They bear remarkable similarity to those on a tachi given by the Emperor Meiji to Sir Harry Parkes, the first British minister in Japan, in 1871 (V&A nos M.13:1, 2-1949). This tantō was a gift for Prince Alfred, Duke of Edinburgh, but it was not complete at the time of the prince’s stay in Japan, and instead sent to him after his return to England. It was presented at Marlborough House by Prince Higashi-Fushimi on 15 June 1871, ‘in remembrance of his Royal Highness’s visit’.

The dagger is mounted without a hand guard, a style known asaiguchi (‘meeting of mouths’). The lacquered scabbard is of the finest quality gold makie (sprinkled) lacquer with low-relief decoration of flowering cherry blossom. The solid gold fittings, including the side-knife (kogatana), are likewise decorated with cherry blossom. The collar (fuchi) of the scabbard carries the signature Nori tsukuru (‘Made by Nori’). This may be the abbreviated signature of Sekizenjō Chikanori (Chikanori II), a swordsmith and goldsmith of the Meiji period.

The blade is signed on the tang (nakago) with the two characters for Kanehisa. Although there were a great number of smiths who signed this way, the dagger is most likely by one of two smiths who operated in Seki in Mino Province (part of modern-day Gifu Prefecture) who worked around the period 1490–1504. The tang also has two fixing holes, which indicate that the blade has had several mountings. The blade is decorated with a carving (horimono) of a flowering branch of plum blossom and has a gold collar (habaki) decorated with fine and broad carved lines.
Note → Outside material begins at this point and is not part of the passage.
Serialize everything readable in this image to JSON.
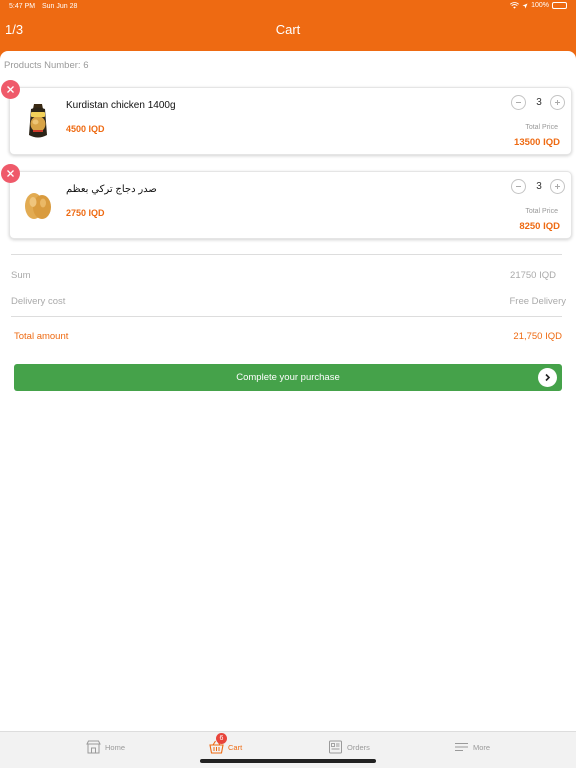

There is evidence of fine grain on the blade and the tempering pattern (hamon) is an almost straight (suguha) misty line.

Text adapted from Japan: Courts and Culture (2020)